* _PROBLEM STATEMENT_: Each entry below should appear again exactly as written, without pictures.

*** Opening of DATA IN THIS EXERCISE ***

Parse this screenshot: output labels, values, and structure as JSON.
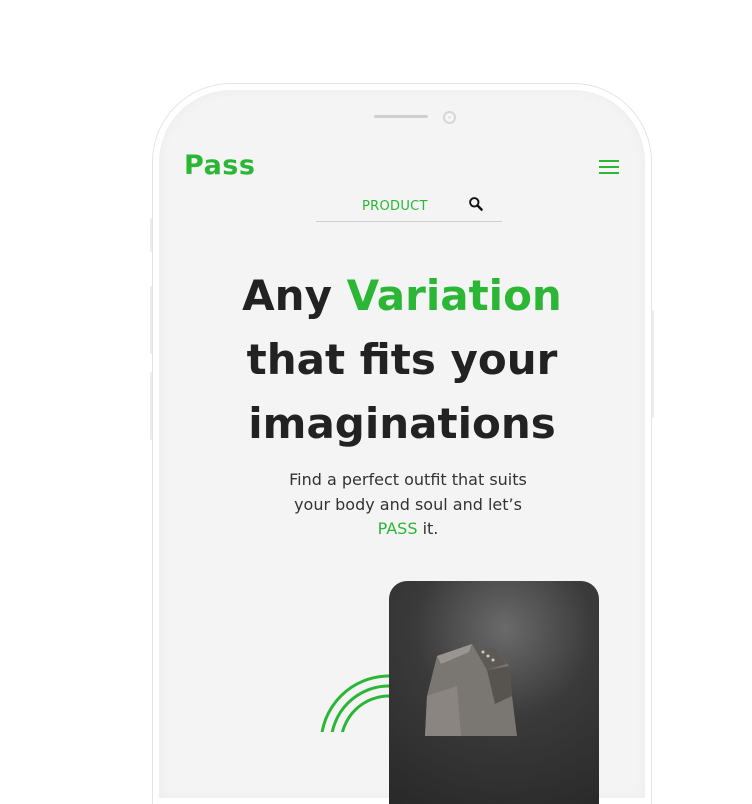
{
  "header": {
    "logo": "Pass"
  },
  "search": {
    "value": "PRODUCT"
  },
  "hero": {
    "line1_a": "Any",
    "line1_b": "Variation",
    "line2": "that fits your",
    "line3": "imaginations",
    "sub_line1": "Find a perfect outfit that suits",
    "sub_line2": "your body and soul and let’s",
    "sub_highlight": "PASS",
    "sub_end": "it."
  },
  "icons": {
    "menu": "hamburger-menu-icon",
    "search": "search-icon"
  },
  "colors": {
    "accent": "#2bb636",
    "text": "#222222"
  }
}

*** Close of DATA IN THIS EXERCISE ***

* _ANSWER SPACE_:
Parse this screenshot: output labels, values, and structure as JSON.
{
  "header": {
    "logo": "Pass"
  },
  "search": {
    "value": "PRODUCT"
  },
  "hero": {
    "line1_a": "Any",
    "line1_b": "Variation",
    "line2": "that fits your",
    "line3": "imaginations",
    "sub_line1": "Find a perfect outfit that suits",
    "sub_line2": "your body and soul and let’s",
    "sub_highlight": "PASS",
    "sub_end": "it."
  },
  "icons": {
    "menu": "hamburger-menu-icon",
    "search": "search-icon"
  },
  "colors": {
    "accent": "#2bb636",
    "text": "#222222"
  }
}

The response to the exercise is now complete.